Careful planning, installation and monitoring will reduce the risks of spills and leakages.
Clearing, repairing or replacing a pipe usually requires a temporary sewer bypass to divert the discharge from point A to point B and create a work area.
Every sewer bypass project has potential pitfalls. If you’re designing, installing and operating the bypass yourself, follow these tips for a greater chance of success.
Managing Risk for People and the Environment
Worker safety and environmental safety should remain top of mind with any bypass operation.
- Follow confined space protocols. Anyone working in a confined space such as a sewer should be properly trained, equipped and supervised.
- Encourage hepatitis A and B shots. During sewer bypass setups and teardowns, workers may be exposed to raw influent wastewater that can carry blood borne pathogens.
- Use a spill containment berm. Placed under equipment, it can capture fuel, oil or wastewater.
Determine the maximum anticipated flow and design the bypass system accordingly.
- Create a professional drawing. Visit the jobsite to understand the needs and constraints, then create a professional drawing that shows what the system will look like. Ask your fluid solutions provider for assistance if you need it.
- Check total friction. To ensure optimal performance of the temporary bypass, check for total friction loss due to restrictions as well as the total length, height, and diameter. If assistance is needed, contact your local FS provider.
- Check the suction lift. The total dynamic suction lift should be no greater than 8.5 metre. The recommended minimum suction depth is 2 metre. A suction lift that’s too high or too low can cause performance loss or equipment damage.
- Control velocity. Generally, you don’t want to exceed 3.5 metre per second.
- Select the right pumps and hoses. There are many different pump options to consider, such as electric, diesel-driven, and hydraulic. Determine your needs and select the appropriate pump for your project.
- Build in redundancy and easy access. Be prepared with backup pumps, and set up your system so it’s easy to swap them in and out. Create good access points for fuelling, maintenance and isolation gate valves.
Keeping Sewer Bypass Operations on Track
Take these steps to help ensure your bypass system operates properly.
- Set up monitoring. An experienced, capable worker should be watching the system. Alternatively, save labour costs by using telemetry to monitor pumps. A telemetry system can automatically send alerts for problems involving fuel level, oil pressure, coolant temperature, flow rate, suction and discharge pressure and more.
- Install discharge line gate flush –& Drain-point to bring in water for flushing. This can help you contend with blockages and other unforeseen issues. Place the gate flush –& Drain-point at the low points where water will collect.
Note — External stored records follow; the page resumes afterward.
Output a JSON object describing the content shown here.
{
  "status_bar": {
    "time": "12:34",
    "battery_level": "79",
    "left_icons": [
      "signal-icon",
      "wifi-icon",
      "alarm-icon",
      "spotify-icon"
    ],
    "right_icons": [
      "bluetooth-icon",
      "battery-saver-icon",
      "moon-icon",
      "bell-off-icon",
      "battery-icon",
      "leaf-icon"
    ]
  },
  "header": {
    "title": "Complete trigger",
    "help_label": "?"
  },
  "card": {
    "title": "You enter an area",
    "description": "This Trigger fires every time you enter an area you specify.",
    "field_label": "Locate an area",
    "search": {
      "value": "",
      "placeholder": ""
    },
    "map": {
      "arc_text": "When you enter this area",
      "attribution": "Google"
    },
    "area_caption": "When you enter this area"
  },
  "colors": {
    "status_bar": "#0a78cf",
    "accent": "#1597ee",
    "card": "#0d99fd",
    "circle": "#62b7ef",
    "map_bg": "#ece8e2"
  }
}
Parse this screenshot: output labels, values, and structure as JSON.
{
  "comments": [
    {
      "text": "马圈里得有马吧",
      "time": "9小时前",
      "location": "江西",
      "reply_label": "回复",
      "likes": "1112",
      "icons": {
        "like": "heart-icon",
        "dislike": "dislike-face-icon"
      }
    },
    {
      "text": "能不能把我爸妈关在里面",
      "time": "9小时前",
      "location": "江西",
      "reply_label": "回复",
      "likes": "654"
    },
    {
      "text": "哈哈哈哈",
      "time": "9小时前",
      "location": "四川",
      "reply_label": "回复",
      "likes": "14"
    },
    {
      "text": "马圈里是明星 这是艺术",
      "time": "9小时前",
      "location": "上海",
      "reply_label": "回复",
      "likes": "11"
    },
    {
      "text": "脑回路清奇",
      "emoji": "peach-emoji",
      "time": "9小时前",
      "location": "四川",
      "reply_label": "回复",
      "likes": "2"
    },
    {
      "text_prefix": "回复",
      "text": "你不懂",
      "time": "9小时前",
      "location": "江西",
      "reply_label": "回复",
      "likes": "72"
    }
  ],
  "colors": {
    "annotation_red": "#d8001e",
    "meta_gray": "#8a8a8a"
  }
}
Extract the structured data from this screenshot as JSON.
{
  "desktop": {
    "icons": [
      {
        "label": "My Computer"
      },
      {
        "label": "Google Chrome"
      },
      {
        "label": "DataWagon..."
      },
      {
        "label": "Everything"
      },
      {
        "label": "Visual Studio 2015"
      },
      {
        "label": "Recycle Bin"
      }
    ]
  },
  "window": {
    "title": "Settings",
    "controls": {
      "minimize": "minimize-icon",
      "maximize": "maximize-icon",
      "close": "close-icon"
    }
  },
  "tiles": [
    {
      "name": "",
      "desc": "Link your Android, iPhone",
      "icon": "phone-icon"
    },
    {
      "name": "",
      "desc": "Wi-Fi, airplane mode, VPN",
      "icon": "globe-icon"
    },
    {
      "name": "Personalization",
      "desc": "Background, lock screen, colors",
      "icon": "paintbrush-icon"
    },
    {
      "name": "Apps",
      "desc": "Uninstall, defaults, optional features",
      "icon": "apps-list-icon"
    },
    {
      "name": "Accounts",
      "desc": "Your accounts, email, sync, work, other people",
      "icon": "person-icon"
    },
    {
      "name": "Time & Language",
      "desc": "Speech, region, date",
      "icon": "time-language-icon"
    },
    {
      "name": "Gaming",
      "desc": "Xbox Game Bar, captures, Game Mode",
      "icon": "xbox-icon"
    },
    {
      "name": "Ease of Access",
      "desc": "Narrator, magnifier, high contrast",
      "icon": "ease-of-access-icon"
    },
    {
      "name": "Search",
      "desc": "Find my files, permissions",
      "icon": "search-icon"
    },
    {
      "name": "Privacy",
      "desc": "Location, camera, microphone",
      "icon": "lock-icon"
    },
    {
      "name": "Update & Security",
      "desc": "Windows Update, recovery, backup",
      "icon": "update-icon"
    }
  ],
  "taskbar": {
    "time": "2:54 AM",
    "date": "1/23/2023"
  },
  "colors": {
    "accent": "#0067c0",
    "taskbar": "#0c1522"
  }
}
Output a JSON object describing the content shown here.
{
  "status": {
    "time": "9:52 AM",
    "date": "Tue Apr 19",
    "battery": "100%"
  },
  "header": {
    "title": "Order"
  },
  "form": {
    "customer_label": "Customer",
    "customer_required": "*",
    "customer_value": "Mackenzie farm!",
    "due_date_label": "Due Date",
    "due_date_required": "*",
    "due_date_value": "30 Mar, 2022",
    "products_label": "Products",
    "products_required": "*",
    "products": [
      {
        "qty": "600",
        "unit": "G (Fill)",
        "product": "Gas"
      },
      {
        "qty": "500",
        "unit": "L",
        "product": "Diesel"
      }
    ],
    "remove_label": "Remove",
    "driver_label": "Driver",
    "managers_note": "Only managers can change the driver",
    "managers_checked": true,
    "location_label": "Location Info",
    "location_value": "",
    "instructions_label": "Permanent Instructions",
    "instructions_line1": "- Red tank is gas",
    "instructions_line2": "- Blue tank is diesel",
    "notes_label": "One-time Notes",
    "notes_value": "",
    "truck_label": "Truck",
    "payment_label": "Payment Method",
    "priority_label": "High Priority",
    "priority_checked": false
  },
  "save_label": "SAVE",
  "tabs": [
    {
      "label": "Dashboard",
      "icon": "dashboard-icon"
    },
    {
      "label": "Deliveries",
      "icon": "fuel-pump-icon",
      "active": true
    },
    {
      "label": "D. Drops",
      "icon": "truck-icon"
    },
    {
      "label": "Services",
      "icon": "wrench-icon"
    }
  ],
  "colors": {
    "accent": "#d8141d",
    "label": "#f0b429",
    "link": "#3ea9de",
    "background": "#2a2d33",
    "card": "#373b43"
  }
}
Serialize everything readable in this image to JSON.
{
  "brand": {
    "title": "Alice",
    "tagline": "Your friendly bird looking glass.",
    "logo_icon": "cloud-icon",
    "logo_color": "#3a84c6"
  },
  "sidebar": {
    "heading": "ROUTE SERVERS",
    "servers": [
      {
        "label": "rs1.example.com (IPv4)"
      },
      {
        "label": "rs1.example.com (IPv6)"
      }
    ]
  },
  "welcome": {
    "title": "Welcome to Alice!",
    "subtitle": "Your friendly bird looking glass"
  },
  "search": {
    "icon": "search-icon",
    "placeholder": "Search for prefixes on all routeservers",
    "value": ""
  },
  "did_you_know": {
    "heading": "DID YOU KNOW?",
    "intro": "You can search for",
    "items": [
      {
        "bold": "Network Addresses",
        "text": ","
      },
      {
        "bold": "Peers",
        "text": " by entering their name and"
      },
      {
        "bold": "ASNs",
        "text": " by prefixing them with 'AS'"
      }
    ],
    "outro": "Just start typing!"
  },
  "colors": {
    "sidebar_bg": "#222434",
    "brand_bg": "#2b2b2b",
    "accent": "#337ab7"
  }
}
Testing and Inspection before Start-Up
Fixing issues becomes much more complex once a system goes live. Reduce the risk of problems with these steps.
- Check all pump lubricant and fuel levels. Don’t let your bypass fail due to a lack of basic pump maintenance.
- Use gauges to check the priming, suction and discharge systems. Outfit the suction system with a vacuum gauge on the priming and suction side and a pressure gauge on the discharge side for continuous monitoring.
- Check the telemetry system if you’re using one. Make sure it’s connected and that all sensors are sending signals.
- Test the bypass system. Fill the bypass with fresh water to test for leaks.
- Attach your emergency response plan/contact list to every pump. Keep it updated and use a daily checklist.
Maximizing Safety and Efficiency during Teardown and Removal
When the job is finished and it’s time to tear down the temporary bypass, do it right.
- Remove the sewer valve at the lowest flow times. This is generally between 11 p.m. and 4 a.m.
- Keep the equipment in ready position. If the owner’s system isn’t ready to accept the flow, you may need to restart the pumps to avoid serious spills.
- Sanitize and disassemble the system. When the owner’s system is back up, make sure that all equipment is properly sanitized and disinfected with clean water.
Planning and execution of a temporary sewer bypass can be a large and costly undertaking and you should always consult with an expert regarding the specific circumstances, applicable rules and regulations related to your site and to your situation.
Read also “Tips for Successfully Starting a Sewer Bypass”